DeutschThis transcription/translation is outdated (2003). See here for my currently maintained page on the ms. For an updated (2016) translation with commentary see here (pdf).
Walpurgis (fol. 32r )
Description: I was allowed to inspect the manuscript on March 13th 2003, in the Royal Armouries Museum in Leeds. I did however only have sufficient time for some general notes. The MS is bound with an unconspicuous modern (18th or 19th century) wrapping. To the inside front cover, as well as on a piece of paper glued to the MS, earlier owners have written notes (fol. i-iii). The MS itself consists of 32 leaves of parchment, each bearing ink drawings and text on both sides. The clothes of the characters depicted has been coloured in black, blue, green and brown without any recognizable system. The text contains initials in red, as well as single letters traced with red ink and text highlighted with red ink (verses).

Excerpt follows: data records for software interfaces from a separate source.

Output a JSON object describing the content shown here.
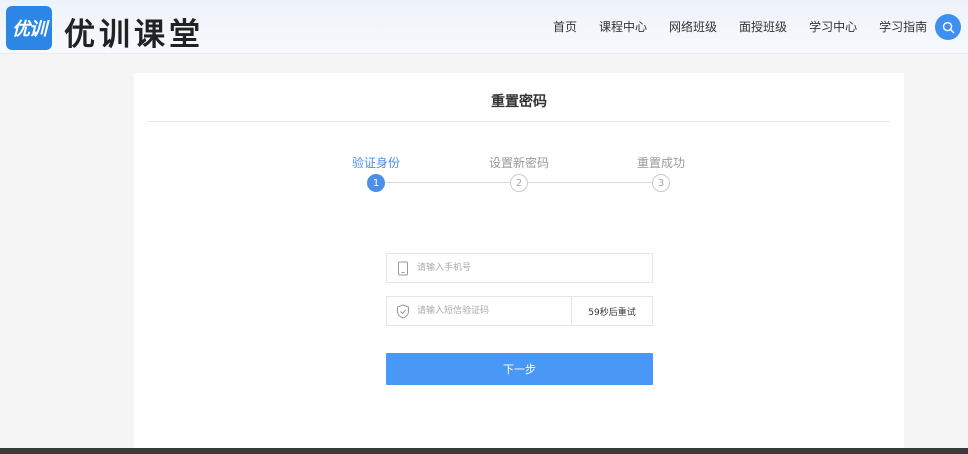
{
  "header": {
    "logo_badge": "优训",
    "logo_text": "优训课堂",
    "nav": [
      "首页",
      "课程中心",
      "网络班级",
      "面授班级",
      "学习中心",
      "学习指南"
    ],
    "search_icon": "search-icon",
    "accent": "#3e8ff0"
  },
  "main": {
    "title": "重置密码",
    "steps": [
      {
        "label": "验证身份",
        "num": "1",
        "state": "active"
      },
      {
        "label": "设置新密码",
        "num": "2",
        "state": "pending"
      },
      {
        "label": "重置成功",
        "num": "3",
        "state": "pending"
      }
    ],
    "phone": {
      "placeholder": "请输入手机号",
      "icon": "phone-icon"
    },
    "sms": {
      "placeholder": "请输入短信验证码",
      "icon": "shield-check-icon",
      "countdown": "59秒后重试"
    },
    "next_label": "下一步",
    "button_color": "#4a98f5"
  }
}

History: The MS became known to a broader audience only in 1997 through the article The medieval swordsman: a 13th century German fencing manuscript (Royal Armouries Yearbook 2 1997, pp. 129-136) by Jeffrey L. Singman (Forgeng).
sacerdos and scolaris (fol. 14r)
the 'finder' left his name on page 13 (fol. 7r)
Translation: The text of the MS is accessible to me in the form of a photocopy of a transcription. I made a german translation in 2003 on the base of which I later compiled an english translation. At the time of my initial translation, I had no possibility to verify this transcription beyond what is possible from the photocopy scans available on the internet (cf. references). In the meantime, I have gotten hold of high resolution colour scans of the MS. These images now appear in reduced size alongside the text. Text in grey marks a hand different from the main text. The symbol of the cross (signum crucis) marking the beginning of a new sequence, I give as (+).
fol. i.-iii. (binding):
Notes, probably made when the MS was in
quaternum .i.: fol. 1r 1v 2r 2v 3r 3v 4r 4v 5r 5v 6r 6v 7r 7v 8r 8v
quaternum .ii.: fol. 9r 9v 10r 10v 11r 11v 12r 12v 13r 13v 14r 14v 15r 15v 16r 16v
quaternum .iii.: fol. 17r 17v 18r 18v 19r 19v 20r 20v 21r 21v 22r 22v 23r 23v 24r 24v
quaternum .iv.: fol. 25r 25v 26r 26v 27r 27v 28r 28v 29r 29v 30r 30v 31r 31v 32r 32v
seven wards --
first ward (below the arm) --
second ward (right shoulder) --
third ward (left shoulder) --
fourth ward (above the head) --
sixth ward (breast)
seventh ward (longpoint) --
"upper longpoint" --
"special" longpoint --
fifth ward (right side) --
"special" longpoint --
Index of technical terms:
durchtreten, durchtritt ('stepping through') 2v, 9r, 9v
halpschilt ('half shield') 2r, 3r, 8v, 13r, 14v, 23v, 24v, 25r, 27v, 28r, 29r, 32r
langort ('long point') 1r, 1v, 6v, 14r, 16r, 17v, 20r, 21r, 23r, 23v, 24v, 25r, 26r, 27r, 30r
schiltslac ('shield thrust') 2r, 2v, 16v, 18r, 23r, 25r, 29r, 30v
schutzen ('protection') 3v, 9r, 26v, 28r, 30r, 31v, 32r
stich ('stab') 3v, 4r, 20r, 28v
stichschlac ('stab-thrust') 2r, 10r
vidilpoge ('fiddle-bow') 22r, 22v
Latin: (conventions for the translation)
calceo `step (through)'
dimicator; dimicatio, ars dimicatoria `fencer; art of fencing'
invado, intro `enter'
ligacio, ligo `binding, bind'
obsessio, obsedeo, obsessor `displacement, counter, counterer (also in variants possessor etc.)
plagam recipere `execute/place a strike'
Since I created these pages, numerous contributions concerning the MS appeared on the web. What follows is an incomplete selection.
Dr. Jeffrey L. Forgeng, The Medieval Art of Swordsmanship from Chivalry Bookshelf
Frank Cinato: on Lutegerus.
I.33 flowcharts by John Jordan
ARMA article and microfilm scans.
Boar's Tooth has pictures of Dave Rawlings' very dynamic interpretation.
myschwerk; czech translation.
Dieter Bachmann, 2003.